“If onion juice is good enough for monkeys, it’s good enough for me,” my Uncle Don said, smacking a palm on the table to emphasize the weight of his statement. He was outlining his plan of action . . .
Cooking for someone is a labour of love. We’ve all heard this phrase, but I hadn’t given it much thought until today when sadly, it flitted across my mind that I should make a yummy apple crumble . . .
My father is a cattleman. He’s raised fine Charolais animals for the past 56 years near Marshall where I grew up. Of course, having a father who is a cattleman has often created humorous situations. . .
Who out there remembers a program, on both TV and radio, called “Kids Say the Darndest Things!” hosted by Art Linkletter? He put regular people, especially kids, at ease in front of a microphone, . . .
At work yesterday, while happily boiling water to make a cup of cocoa, I was made keenly aware of the fire hazards involved in such an act. Anne, the wellness coordinator at my school, asked me to . . .
The New Year is always a good time to talk about beginnings and fresh starts. With that in mind, I wrote a little story on the birth of a child, since there’s nothing that leaves us with brighter . . .
There’s never been more emphasis on buying local and supporting small business as this Christmas, for obvious reasons. I’ve tried to do my part and found it a rewarding experience that I’ll repeat . . .
“Mrs. Toews, if I fill two of these one-fourths, will it make one-eighth?” The little girl squinted at me through a cloud of flour. Cooking class was in full swing, and today the kids were making . . .
Soundlessly, the doors of the Italian restaurant closed out the warm July evening behind us and a well-dressed host showed us to a table for three. This summer my family enjoyed a few short days in. . .
Foxtail billowed around my feet as I closed the metal gate once Dad drove through. He was checking the livestock, and though I should have been home writing, I’d gladly joined him. We crossed the . . .
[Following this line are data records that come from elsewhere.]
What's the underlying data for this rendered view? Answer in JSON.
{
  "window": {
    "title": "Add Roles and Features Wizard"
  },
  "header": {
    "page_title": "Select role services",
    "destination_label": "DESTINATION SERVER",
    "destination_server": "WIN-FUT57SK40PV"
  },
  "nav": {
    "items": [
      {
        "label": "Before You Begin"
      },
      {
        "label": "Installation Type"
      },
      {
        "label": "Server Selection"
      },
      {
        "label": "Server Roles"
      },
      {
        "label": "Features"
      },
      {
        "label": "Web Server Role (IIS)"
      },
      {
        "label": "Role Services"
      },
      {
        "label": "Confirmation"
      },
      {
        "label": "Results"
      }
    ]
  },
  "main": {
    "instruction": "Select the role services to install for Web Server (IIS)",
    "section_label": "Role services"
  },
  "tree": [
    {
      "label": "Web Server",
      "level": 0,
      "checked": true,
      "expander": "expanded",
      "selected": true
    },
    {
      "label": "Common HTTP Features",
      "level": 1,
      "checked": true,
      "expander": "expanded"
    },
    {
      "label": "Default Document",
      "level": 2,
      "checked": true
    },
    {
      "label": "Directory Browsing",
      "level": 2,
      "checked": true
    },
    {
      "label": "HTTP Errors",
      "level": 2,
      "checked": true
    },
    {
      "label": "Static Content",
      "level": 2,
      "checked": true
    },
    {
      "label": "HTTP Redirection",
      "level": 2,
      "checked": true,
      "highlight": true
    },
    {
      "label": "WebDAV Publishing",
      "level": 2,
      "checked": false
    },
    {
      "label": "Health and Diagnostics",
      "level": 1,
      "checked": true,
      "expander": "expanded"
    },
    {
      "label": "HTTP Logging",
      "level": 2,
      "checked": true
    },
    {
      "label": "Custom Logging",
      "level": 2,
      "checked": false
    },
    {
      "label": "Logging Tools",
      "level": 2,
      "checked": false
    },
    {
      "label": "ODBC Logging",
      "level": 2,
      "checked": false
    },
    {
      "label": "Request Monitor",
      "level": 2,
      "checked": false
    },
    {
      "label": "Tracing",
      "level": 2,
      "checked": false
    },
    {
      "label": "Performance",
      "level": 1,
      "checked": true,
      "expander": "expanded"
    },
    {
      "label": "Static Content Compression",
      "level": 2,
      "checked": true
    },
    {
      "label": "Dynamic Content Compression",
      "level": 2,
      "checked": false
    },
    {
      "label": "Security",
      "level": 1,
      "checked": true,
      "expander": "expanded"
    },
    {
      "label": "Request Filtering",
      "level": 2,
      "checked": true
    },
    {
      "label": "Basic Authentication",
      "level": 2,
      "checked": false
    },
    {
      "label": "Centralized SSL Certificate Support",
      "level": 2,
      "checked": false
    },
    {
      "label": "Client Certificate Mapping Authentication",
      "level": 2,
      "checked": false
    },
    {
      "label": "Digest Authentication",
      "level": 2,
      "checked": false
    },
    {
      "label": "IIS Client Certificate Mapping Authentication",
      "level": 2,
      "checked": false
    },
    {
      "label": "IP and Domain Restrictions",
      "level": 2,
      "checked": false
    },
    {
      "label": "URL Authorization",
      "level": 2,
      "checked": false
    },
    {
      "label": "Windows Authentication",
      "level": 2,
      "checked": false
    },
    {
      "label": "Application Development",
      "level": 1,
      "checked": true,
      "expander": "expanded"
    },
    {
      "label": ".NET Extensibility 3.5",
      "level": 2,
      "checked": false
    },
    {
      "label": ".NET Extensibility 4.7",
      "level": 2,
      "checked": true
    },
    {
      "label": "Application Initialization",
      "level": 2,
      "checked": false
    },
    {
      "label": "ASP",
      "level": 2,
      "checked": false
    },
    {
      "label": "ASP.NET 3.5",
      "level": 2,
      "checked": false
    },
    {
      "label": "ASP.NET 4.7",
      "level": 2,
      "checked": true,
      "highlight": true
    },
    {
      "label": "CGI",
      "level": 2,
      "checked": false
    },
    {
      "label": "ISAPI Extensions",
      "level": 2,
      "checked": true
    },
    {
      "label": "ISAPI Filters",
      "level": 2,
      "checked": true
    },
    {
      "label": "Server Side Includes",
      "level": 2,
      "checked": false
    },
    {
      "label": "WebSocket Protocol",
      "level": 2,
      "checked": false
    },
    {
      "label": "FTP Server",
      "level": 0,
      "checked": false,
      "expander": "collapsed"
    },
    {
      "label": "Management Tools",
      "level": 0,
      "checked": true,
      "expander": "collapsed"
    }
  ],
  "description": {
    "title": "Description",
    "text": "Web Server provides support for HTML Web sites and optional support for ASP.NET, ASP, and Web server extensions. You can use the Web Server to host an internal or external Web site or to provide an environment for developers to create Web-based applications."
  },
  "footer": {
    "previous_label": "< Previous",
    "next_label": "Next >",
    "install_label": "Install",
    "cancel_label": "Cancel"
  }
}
Language arts classes have begun in schools everywhere, and I’m glad. Of course, I’m not a student. I’m not staring into space as my teacher explains the elements of a narrative. I’m not doodling a. . .
And so, the first few days of school have passed without casualty or disaster (you’ll notice I didn’t say without complaint). There are a plethora of rules to follow, in order to keep everyone safe. . .
What do folks from other countries immediately assume when they hear the word “Canadian”? Perhaps they imagine an interesting combination of bacon, maple syrup, moose, poutine, beaver and striped . . .
Summer on the prairies sees folks flocking to the beach where they bask in the sun and frolic in the waves. Of course, a lake can offer many activities beyond these. It’s a place to get away from . . .
A while back, our 18-year-old daughter, Aliyah, summoned her courage and announced she had a boyfriend. Naturally, we were expecting this to happen – one day – maybe somewhere in the distant future. . .
It was as I rounded a corner at work, shortly before closure, that I noticed a teacher hunched furtively outside her classroom door, sternly addressing her upraised arm. She stood alone and held no. . .